SUNLIGHT DAPPLED THROUGH the trees as the summer day transitioned into evening during that magical hour(s) of light beloved by every photographer.
I was cognizant of the fleeting, perfect light as I meandered, camera in hand, along the stone path in the garden edged by swamp grasses on two sides, by manicured lawn on the other borders.
I admired the columbines and Russian sage, the zinnias and the day lilies, the promise of daisies, the sedum and the ground-hugging creepers that crept between the stones laid as a walking path.
Once I bent close to photograph a busy bee and then an angel, hands clasped in reverent prayer, wings spread wide, stones from Montana ringing her feet.
Half way through the garden I paused beside four baseball bats laid end to end in a rectangular shape honoring the boy who loved baseball.
I circled along the back edge of the garden and knelt before garden art of a boy holding fireflies captive in a jar. I returned later, when darkness crept into the day, to photograph the fireflies aglow. I smiled at the memory of the boy catching fireflies.
I read the marker at the garden entrance, before entering and then again upon leaving.
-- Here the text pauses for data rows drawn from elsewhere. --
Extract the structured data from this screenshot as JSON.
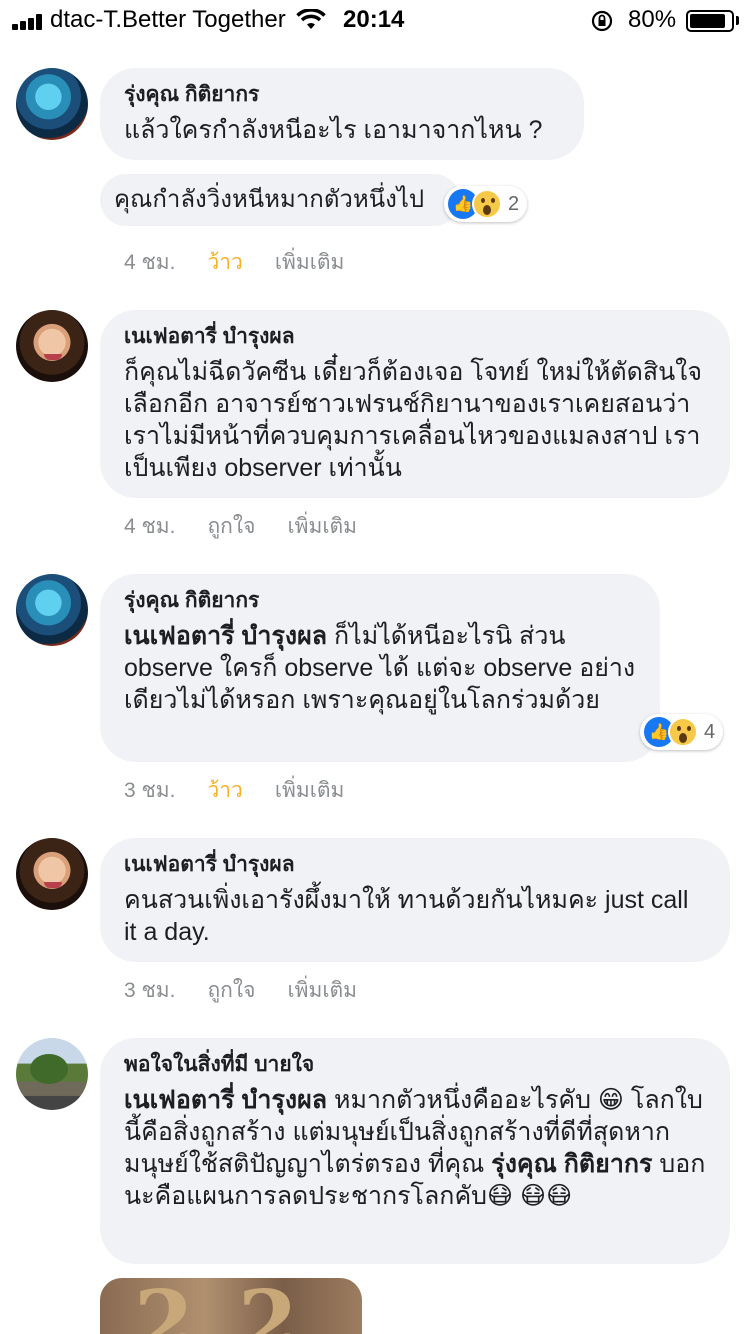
{
  "status_bar": {
    "carrier": "dtac-T.Better Together",
    "time": "20:14",
    "battery": "80%"
  },
  "comments": [
    {
      "author": "รุ่งคุณ กิติยากร",
      "text": "แล้วใครกำลังหนีอะไร เอามาจากไหน ?",
      "reply_preview": "คุณกำลังวิ่งหนีหมากตัวหนึ่งไป",
      "reaction_count": "2",
      "time": "4 ชม.",
      "like_label": "ว้าว",
      "more_label": "เพิ่มเติม"
    },
    {
      "author": "เนเฟอตารี่ บำรุงผล",
      "text": "ก็คุณไม่ฉีดวัคซีน เดี๋ยวก็ต้องเจอ โจทย์ ใหม่ให้ตัดสินใจเลือกอีก อาจารย์ชาวเฟรนช์กิยานาของเราเคยสอนว่า เราไม่มีหน้าที่ควบคุมการเคลื่อนไหวของแมลงสาป เราเป็นเพียง observer เท่านั้น",
      "time": "4 ชม.",
      "like_label": "ถูกใจ",
      "more_label": "เพิ่มเติม"
    },
    {
      "author": "รุ่งคุณ กิติยากร",
      "mention": "เนเฟอตารี่ บำรุงผล",
      "text": "ก็ไม่ได้หนีอะไรนิ ส่วน observe ใครก็ observe ได้ แต่จะ observe อย่างเดียวไม่ได้หรอก เพราะคุณอยู่ในโลกร่วมด้วย",
      "reaction_count": "4",
      "time": "3 ชม.",
      "like_label": "ว้าว",
      "more_label": "เพิ่มเติม"
    },
    {
      "author": "เนเฟอตารี่ บำรุงผล",
      "text": "คนสวนเพิ่งเอารังผึ้งมาให้ ทานด้วยกันไหมคะ just call it a day.",
      "time": "3 ชม.",
      "like_label": "ถูกใจ",
      "more_label": "เพิ่มเติม"
    },
    {
      "author": "พอใจในสิ่งที่มี บายใจ",
      "mention": "เนเฟอตารี่ บำรุงผล",
      "text_a": "หมากตัวหนึ่งคืออะไรคับ 😁 โลกใบนี้คือสิ่งถูกสร้าง แต่มนุษย์เป็นสิ่งถูกสร้างที่ดีที่สุดหากมนุษย์ใช้สติปัญญาไตร่ตรอง ที่คุณ",
      "mention2": "รุ่งคุณ กิติยากร",
      "text_b": "บอกนะคือแผนการลดประชากรโลกคับ😷 😷😷"
    }
  ]
}
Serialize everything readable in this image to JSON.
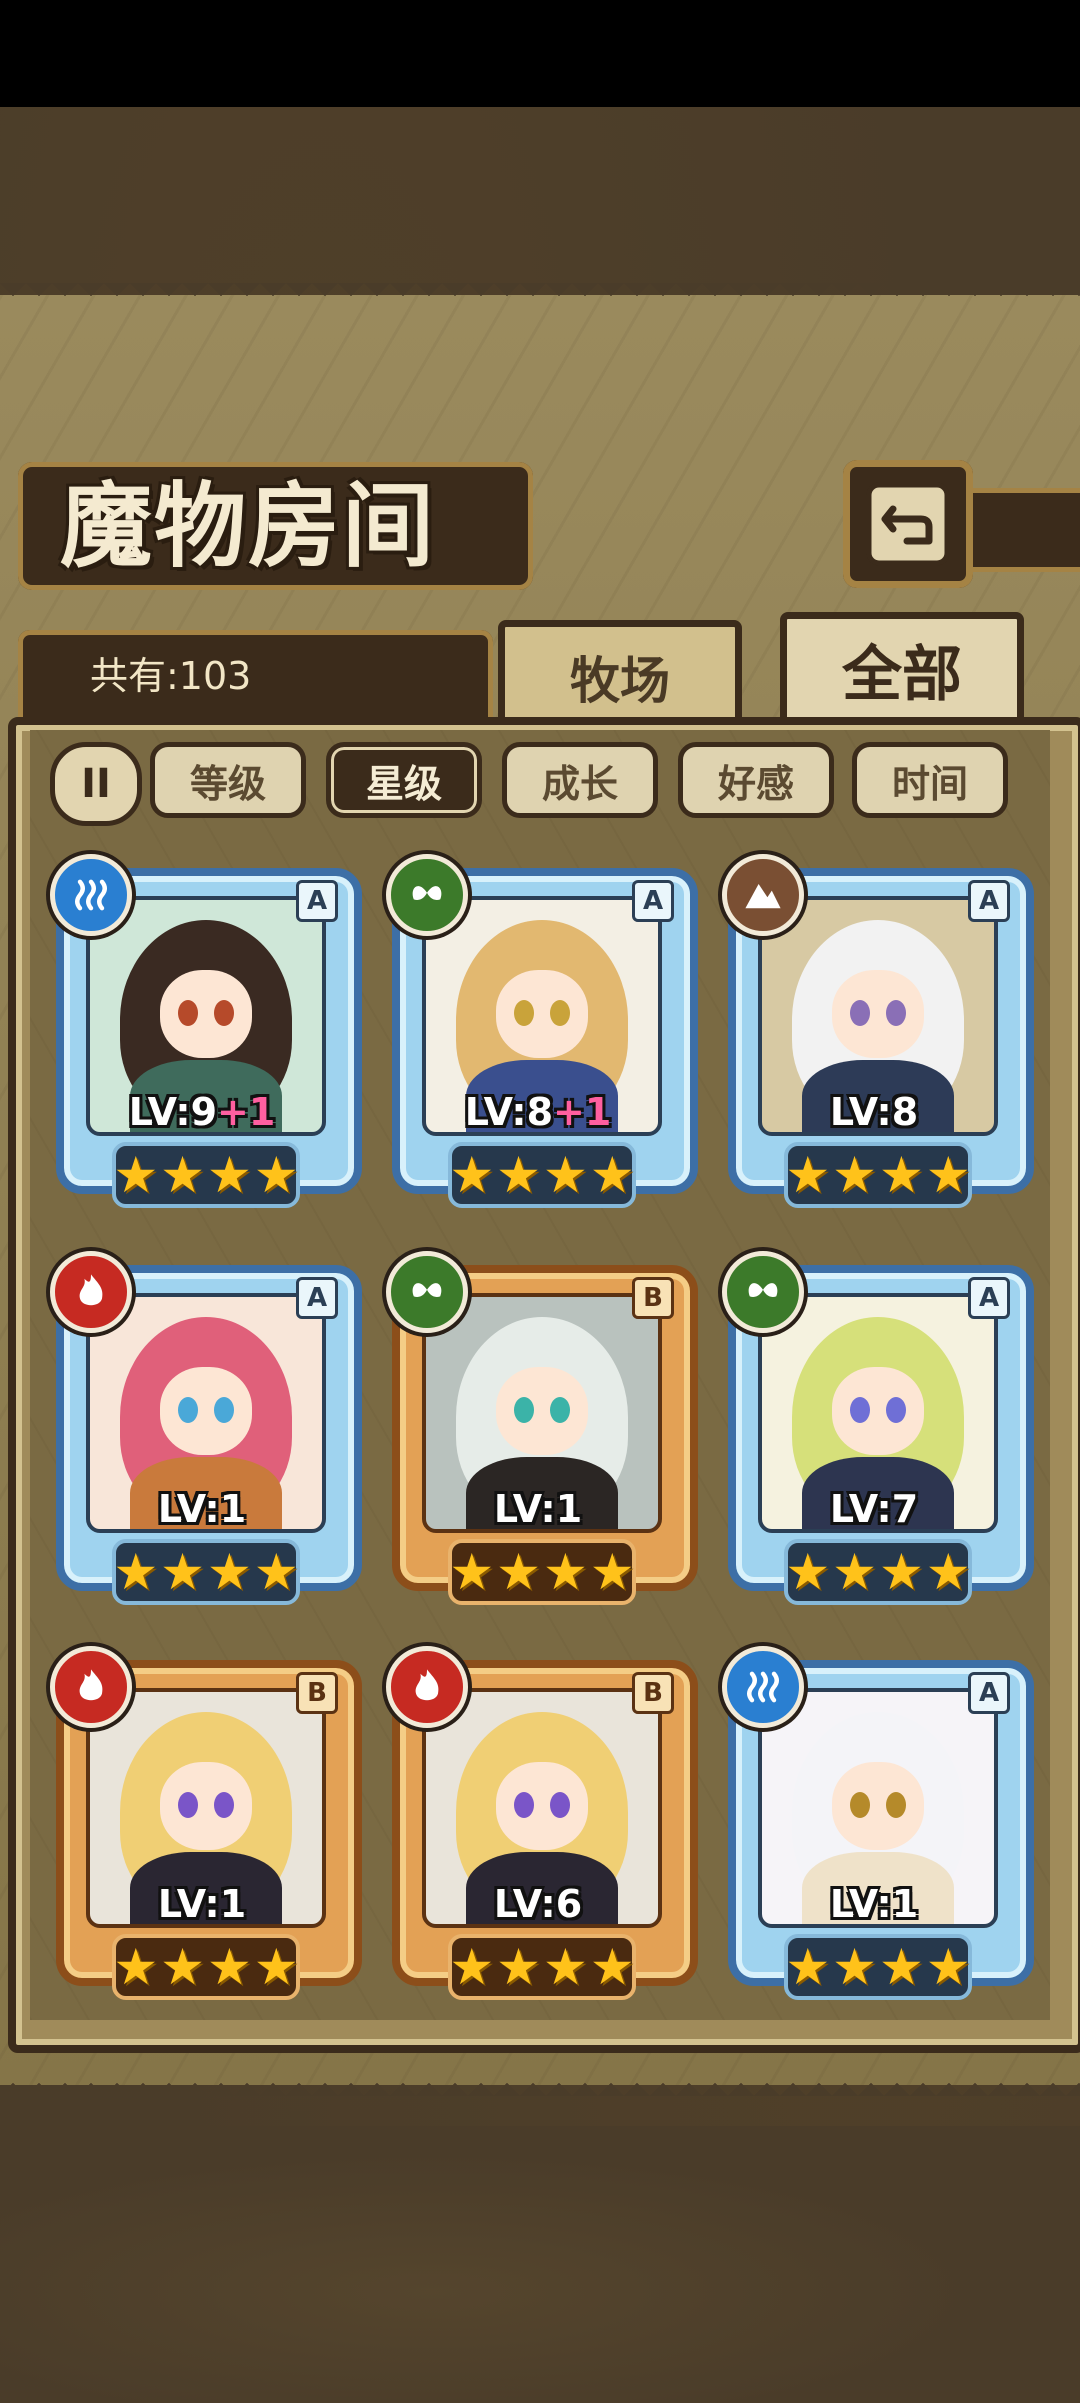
{
  "title": "魔物房间",
  "count_label": "共有:103",
  "tabs": [
    {
      "label": "牧场",
      "active": false
    },
    {
      "label": "全部",
      "active": true
    }
  ],
  "sort_toggle": "II",
  "filters": [
    {
      "label": "等级",
      "active": false
    },
    {
      "label": "星级",
      "active": true
    },
    {
      "label": "成长",
      "active": false
    },
    {
      "label": "好感",
      "active": false
    },
    {
      "label": "时间",
      "active": false
    }
  ],
  "monsters": [
    {
      "element": "water",
      "rank": "A",
      "level": "LV:9",
      "bonus": "+1",
      "stars": 4,
      "frame": "silver"
    },
    {
      "element": "leaf",
      "rank": "A",
      "level": "LV:8",
      "bonus": "+1",
      "stars": 4,
      "frame": "silver"
    },
    {
      "element": "rock",
      "rank": "A",
      "level": "LV:8",
      "bonus": "",
      "stars": 4,
      "frame": "silver"
    },
    {
      "element": "fire",
      "rank": "A",
      "level": "LV:1",
      "bonus": "",
      "stars": 4,
      "frame": "silver"
    },
    {
      "element": "leaf",
      "rank": "B",
      "level": "LV:1",
      "bonus": "",
      "stars": 4,
      "frame": "bronze"
    },
    {
      "element": "leaf",
      "rank": "A",
      "level": "LV:7",
      "bonus": "",
      "stars": 4,
      "frame": "silver"
    },
    {
      "element": "fire",
      "rank": "B",
      "level": "LV:1",
      "bonus": "",
      "stars": 4,
      "frame": "bronze"
    },
    {
      "element": "fire",
      "rank": "B",
      "level": "LV:6",
      "bonus": "",
      "stars": 4,
      "frame": "bronze"
    },
    {
      "element": "water",
      "rank": "A",
      "level": "LV:1",
      "bonus": "",
      "stars": 4,
      "frame": "silver"
    }
  ],
  "icons": {
    "back": "back-arrow-icon",
    "water": "water-waves-icon",
    "leaf": "leaf-icon",
    "rock": "mountain-icon",
    "fire": "flame-icon",
    "star": "star-icon"
  },
  "colors": {
    "accent_dark": "#3b2b1b",
    "star": "#ffc21a",
    "frame_silver": "#3d6fa6",
    "frame_bronze": "#8c4e1a"
  }
}
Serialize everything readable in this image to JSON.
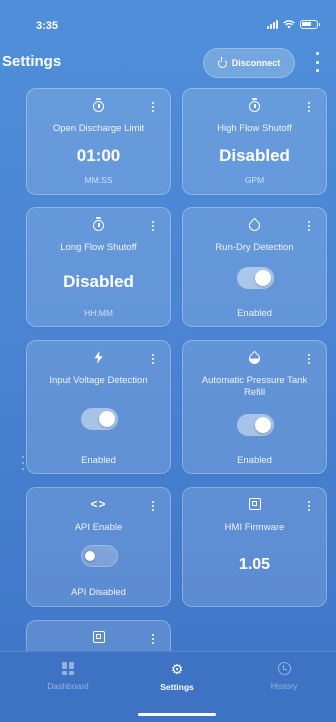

I wondered how a mother and a father could bear such grief.
And the next day, I hugged the parents of the boy—my nephew—who would have celebrated his 30th birthday. Today. And my husband and son and I gave Justin’s mother half a dozen red roses and a blue balloon to release with the other blue balloons she and my brother-in-law will send heavenward today. To celebrate the young man whose life held such promise, such love, such hope for the future.
THIS POST IS WRITTEN in loving memory of my nephew, Justin, who was born on June 16, 1982, and died at the age of 19 on August 20, 2001, from Hodgkin’s disease. His parents created a beautiful memory garden in their yard honoring their son.
© Copyright 2012 Audrey Kletscher Helbling